Has the number of entries to Epica Awards grown over the last 3 to 5 years? If yes, how many percent? 

Well, we’re a fairly modest awards show and the number of entries has stayed fairly stable at around 4,000 a year. In fact in 2016 the exact number was 3,800, a 2% increase on the previous year. Obviously, it would be nice to have more, as the fridge in our staff kitchen needs replacing, but at the same time, we’re not greedy or money grabbing. Having said that, the mix has changed slightly. We get more entries from independent agencies now - in fact they make up around 50% of our entries - while the networks tend to enter slightly less work, but of a very high quality.

Who designed the Epica logo and why was it named that way? 

We rebranded a couple of years back. Our website and logo were designed by an agency called Vasava, in Barcelona. They’re extremely talented friends of mine: we worked together years ago on a book about the history of the jeans brand Diesel. The pyramid represents the peak of success, of course, while the black lines represent lines of print. Epica stands for the Editors’ and Publishers’ International Creative Awards.

Would AI (Artificial Intelligence) invade advertising in the future? 

There have been a few recent examples of agencies experimenting with AI, but they remain fairly anecdotal for the time being. It’s true that chatbots are being used as marketing tools and replacing customer help departments. But I’m pretty confident there will always be room for human creativity. Our foibles, anxieties and strange obsessions are also what make us effective creators. Could an artificially intelligent human being make the film “Blade Runner”, which is essentially, a discourse on what it means to be human? I don’t think so. 

Without newspaper journalists, would respect for other Journalists diminish? 

Seriously, I think the image of the incorruptible newspaper journalist, seeking after the truth, is a romantic one that continues to have a certain allure. That’s certainly what attracted me to journalism as a young man. That and Tintin, obviously. But in today’s world, I’m not sure it’s possible to be “just” a newspaper journalist. You have to be skilled at video, social media and even podcasting. The journalist of today is a multimedia one.

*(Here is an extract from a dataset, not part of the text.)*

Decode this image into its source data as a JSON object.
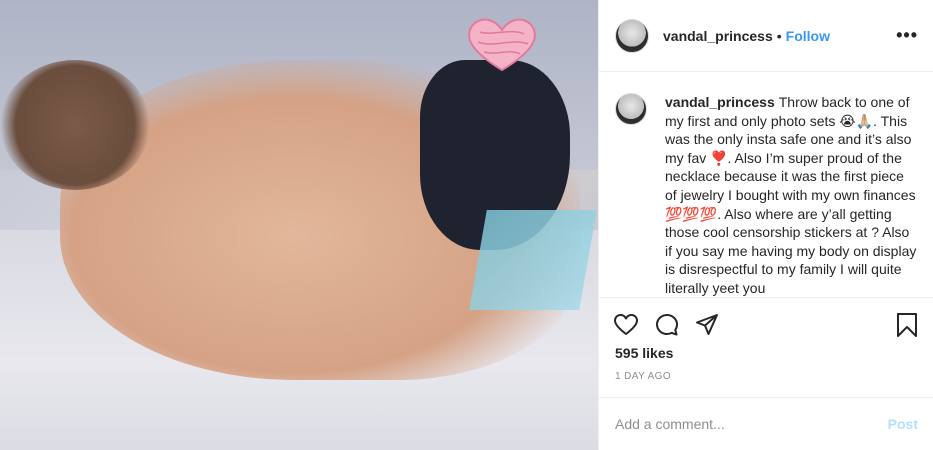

What would be the medium of the future, let’s say in the next 5 to 7 years? 

Interestingly I think certain high-quality print media will survive. Newspapers and magazines will be regarded as artisanal, almost luxury items, rather in the way that vinyl records are today. I’m a great believer in what I call “analogue snobbery”.

Books are going that way, too. But it seems certain that the vast majority of media will be consumed on mobile devices. I read The New York Times on my phone every morning. Having said that, at the weekend I tend to buy the hefty print version and sit at a café poring over it. It’s the difference between taking a quick shower,or wallowing in a bath.

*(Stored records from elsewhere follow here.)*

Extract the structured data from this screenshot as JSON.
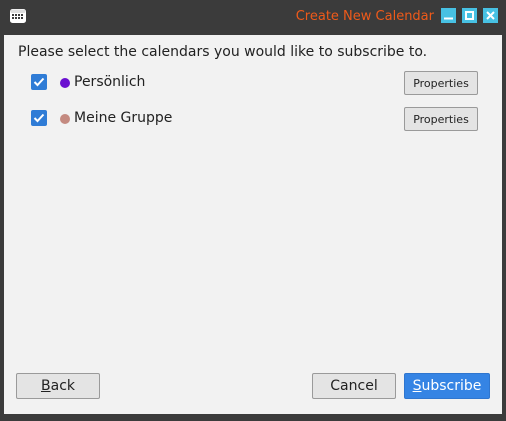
{
  "window": {
    "title": "Create New Calendar",
    "controls": {
      "minimize": "minimize-icon",
      "maximize": "maximize-icon",
      "close": "close-icon"
    },
    "title_color": "#ef5a1a",
    "control_color": "#47c1e3"
  },
  "main": {
    "prompt": "Please select the calendars you would like to subscribe to.",
    "calendars": [
      {
        "name": "Persönlich",
        "checked": true,
        "color": "#6a0fd0",
        "properties_label": "Properties"
      },
      {
        "name": "Meine Gruppe",
        "checked": true,
        "color": "#c48a80",
        "properties_label": "Properties"
      }
    ]
  },
  "footer": {
    "back": {
      "mnemonic": "B",
      "rest": "ack"
    },
    "cancel": "Cancel",
    "subscribe": {
      "mnemonic": "S",
      "rest": "ubscribe"
    },
    "accent": "#3584e4"
  }
}
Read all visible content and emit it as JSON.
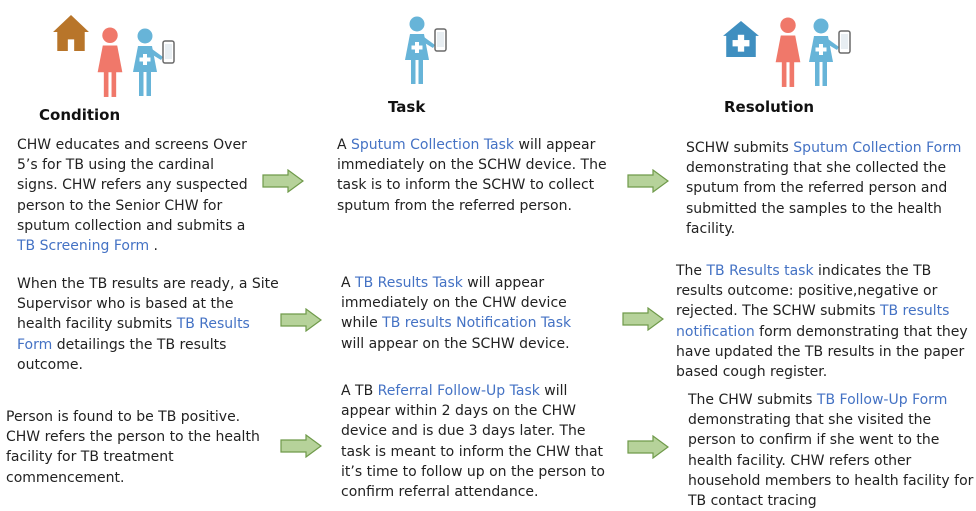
{
  "colors": {
    "link": "#4472c4",
    "house": "#b8752a",
    "clinic": "#3f8fc0",
    "woman": "#f0786a",
    "nurse": "#67b4d8",
    "arrow_fill": "#b6d29a",
    "arrow_stroke": "#6f9a4a"
  },
  "icons": {
    "condition": [
      "house-icon",
      "woman-icon",
      "nurse-icon"
    ],
    "task": [
      "nurse-icon"
    ],
    "resolution": [
      "clinic-icon",
      "woman-icon",
      "nurse-icon"
    ]
  },
  "headers": {
    "condition": "Condition",
    "task": "Task",
    "resolution": "Resolution"
  },
  "rows": [
    {
      "condition": {
        "text": "CHW educates and screens Over 5’s for TB using the cardinal signs. CHW refers any suspected person to the Senior CHW for sputum collection and submits a ",
        "link": "TB Screening Form",
        "after": " ."
      },
      "task": {
        "t1": "A ",
        "l1": "Sputum Collection Task",
        "t2": " will appear immediately on the SCHW device. The task is to inform the SCHW to collect sputum from the referred person."
      },
      "resolution": {
        "t1": "SCHW submits ",
        "l1": "Sputum Collection Form",
        "t2": " demonstrating  that she collected the sputum from the referred person and submitted the samples to the health facility."
      }
    },
    {
      "condition": {
        "t1": "When the TB results are ready, a Site Supervisor who is based at the health facility submits ",
        "l1": "TB Results Form",
        "t2": " detailings the TB results outcome."
      },
      "task": {
        "t1": "A ",
        "l1": "TB Results Task",
        "t2": " will appear immediately on the CHW device while ",
        "l2": "TB results Notification Task",
        "t3": " will appear on the SCHW device."
      },
      "resolution": {
        "t1": "The ",
        "l1": "TB Results task",
        "t2": " indicates the TB results outcome: positive,negative or rejected. The SCHW submits ",
        "l2": "TB results notification",
        "t3": " form demonstrating that they have updated the TB results in the paper based cough register."
      }
    },
    {
      "condition": {
        "text": "Person is found to be TB positive. CHW refers the person to the health facility for TB treatment commencement."
      },
      "task": {
        "t1": "A TB ",
        "l1": "Referral Follow-Up Task",
        "t2": " will appear within 2 days on the CHW device and is due 3  days later. The task is meant to inform the CHW that it’s time to follow up on the person to confirm referral attendance."
      },
      "resolution": {
        "t1": "The CHW submits ",
        "l1": "TB Follow-Up Form",
        "t2": " demonstrating that she visited the person to confirm if she went to the health facility. CHW refers other household members to health facility for TB contact tracing"
      }
    }
  ]
}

How extensive are you reaching out to Asian markets? 

Getting better, I would say. Last year we had gold winners from the Philippines (two, in fact!), India, Japan and Taiwan. We also had entries from China, Indonesia, Malaysia, Sri Lanka and of course Thailand, which is a very creative market. Part of the problem is that we’re based in Paris so we can’t travel extensively in Asia promoting the awards. Got a fridge to pay for, you know.

There are some people who don’t believe in awards, your thoughts?

Not everyone likes awards, but everyone likes to win one. Plus, agencies like to measure themselves against the competition, in my experience. It’s true that awards require an investment, and many of the shows have become rather expensive to enter, but at the same time they motivate hard-working staff and build creative careers. It’s pretty difficult to say “I’m one of the world’s most creative people” without being able to prove it in some way. Awards help with that. I could tell you I’m an author but sooner or later you’re going to want to see one of my books.

 Tungate’s latest book, "The Escape Industry", history of travel industry from the perspective of its most iconic brands, was launched in Europe last week and will be rolled to the US market on October 28, 2017. Interested parties who may want their work judged objectively, may log on to